The federal Fair Housing Act prohibits discrimination in housing because of race or color, national origin, religion, sex, handicap, or familial status. Familial status refers to the discriminatory treatment of pregnant women, or of parents or legal custodians of children under the age of 18. The Act applies to most kinds of housing, but there are exemptions for owner-occupied buildings with no more than four units, single-family housing sold or rented without a broker, and housing operated by private organizations that limit occupancy to members.
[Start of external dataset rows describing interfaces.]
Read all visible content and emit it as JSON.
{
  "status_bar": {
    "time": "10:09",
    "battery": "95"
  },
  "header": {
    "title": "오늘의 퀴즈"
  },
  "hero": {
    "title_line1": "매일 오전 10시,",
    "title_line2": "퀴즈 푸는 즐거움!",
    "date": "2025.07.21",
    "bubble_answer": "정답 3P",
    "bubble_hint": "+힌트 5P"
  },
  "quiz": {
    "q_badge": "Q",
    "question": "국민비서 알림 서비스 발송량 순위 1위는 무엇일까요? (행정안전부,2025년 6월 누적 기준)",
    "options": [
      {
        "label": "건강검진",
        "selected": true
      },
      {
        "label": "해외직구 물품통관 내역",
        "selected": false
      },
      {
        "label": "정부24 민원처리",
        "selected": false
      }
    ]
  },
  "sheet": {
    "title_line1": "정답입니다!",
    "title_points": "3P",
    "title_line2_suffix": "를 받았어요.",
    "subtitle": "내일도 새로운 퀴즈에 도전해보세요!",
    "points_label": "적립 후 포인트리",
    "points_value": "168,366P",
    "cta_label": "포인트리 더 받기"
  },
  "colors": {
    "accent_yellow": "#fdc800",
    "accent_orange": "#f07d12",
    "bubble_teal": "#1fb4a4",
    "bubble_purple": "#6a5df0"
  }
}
The Act prohibits a broad range of discriminatory conduct. Regarding the sale and rental of housing, for example, no one can, on the basis of any of the protected classifications: refuse to rent or sell housing; refuse to negotiate for housing; set different terms or conditions for obtaining housing; provide different housing services or facilities; or falsely deny that housing is available for inspection, sale, or rental. It is also illegal to threaten, coerce, intimidate, or interfere with anyone exercising a fair housing right or assisting others to exercise such rights. Advertising for renters or buyers (or other statements) may not indicate a limitation or a preference based on a protected category, even as to single-family and owner-occupied housing that is otherwise exempt.
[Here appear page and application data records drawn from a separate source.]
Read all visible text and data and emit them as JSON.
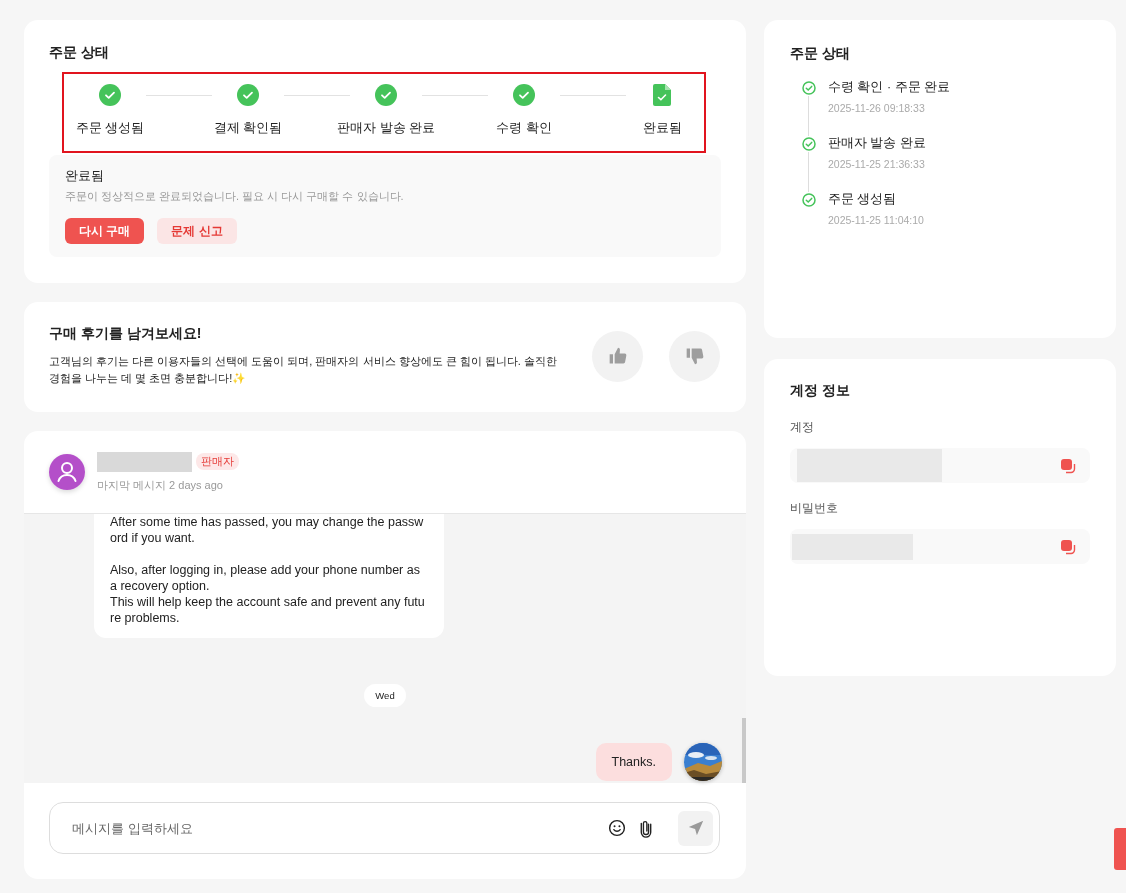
{
  "order_status": {
    "title": "주문 상태",
    "steps": [
      {
        "label": "주문 생성됨",
        "kind": "done"
      },
      {
        "label": "결제 확인됨",
        "kind": "done"
      },
      {
        "label": "판매자 발송 완료",
        "kind": "done"
      },
      {
        "label": "수령 확인",
        "kind": "done"
      },
      {
        "label": "완료됨",
        "kind": "document"
      }
    ],
    "detail": {
      "title": "완료됨",
      "description": "주문이 정상적으로 완료되었습니다. 필요 시 다시 구매할 수 있습니다.",
      "buttons": [
        {
          "label": "다시 구매",
          "kind": "primary"
        },
        {
          "label": "문제 신고",
          "kind": "secondary"
        }
      ]
    }
  },
  "review": {
    "title": "구매 후기를 남겨보세요!",
    "text": "고객님의 후기는 다른 이용자들의 선택에 도움이 되며, 판매자의 서비스 향상에도 큰 힘이 됩니다. 솔직한 경험을 나누는 데 몇 초면 충분합니다!✨"
  },
  "chat": {
    "seller": {
      "badge": "판매자",
      "subtitle": "마지막 메시지 2 days ago"
    },
    "messages": [
      {
        "kind": "incoming",
        "text": "After some time has passed, you may change the password if you want.\n\nAlso, after logging in, please add your phone number as a recovery option.\nThis will help keep the account safe and prevent any future problems."
      },
      {
        "kind": "date",
        "text": "Wed"
      },
      {
        "kind": "outgoing",
        "text": "Thanks."
      }
    ],
    "input": {
      "placeholder": "메시지를 입력하세요"
    }
  },
  "history": {
    "title": "주문 상태",
    "events": [
      {
        "title": "수령 확인 · 주문 완료",
        "time": "2025-11-26 09:18:33"
      },
      {
        "title": "판매자 발송 완료",
        "time": "2025-11-25 21:36:33"
      },
      {
        "title": "주문 생성됨",
        "time": "2025-11-25 11:04:10"
      }
    ]
  },
  "account": {
    "title": "계정 정보",
    "fields": [
      {
        "label": "계정"
      },
      {
        "label": "비밀번호"
      }
    ]
  }
}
A person claiming to have been victimized by discrimination prohibited by the Fair Housing Act can file an administrative complaint with the Department of Housing and Urban Development. If the matter is not resolved by that means, it will be heard in an administrative hearing or, at the option of either side, in federal district court. Or, the complaining party may go straight into federal or state court at his or her own expense. Either procedural track can lead to an award of damages, injunctive relief, and recovery of attorney's fees and costs if violations of the Act are proven.
A recent decision by an administrative law judge illustrates the breadth of coverage under the Act. Gayle, a single mother of a 12-year-old son who lived with her, responded to an advertisement for renting an apartment that was one of two units in a duplex. The owners occupied the other unit. While describing the apartment to Gayle over the phone, one of the owners stated, "This apartment has a pool, so we don't want children or pets." Gayle responded that, given her son's age, the pool was not dangerous. The owners stood their ground.
Since the owners occupied one-half of the duplex, they were free to discriminate with impunity in renting the apartment. They remained subject, however, to the Act's prohibition on making a statement with respect to rental of a dwelling that indicated any preference, limitation, or discrimination based on familial status.
According to the judge, the violated section of the Act gives persons seeking housing the right to inquire about its availability without having to endure the insult of discriminatory statements. In her view, the owners' comment rejecting anyone with children because of the pool was such a statement. The statement expressed a blanket ban on renting to a family with a child or children, even if it stemmed from a concern for the safety of children. The judge stated that the decision on whether a dwelling poses unacceptable risks to a child is for the prospective tenant/parent to make. Gayle and her son were awarded damages for emotional distress, and a civil penalty was assessed against the apartment owners.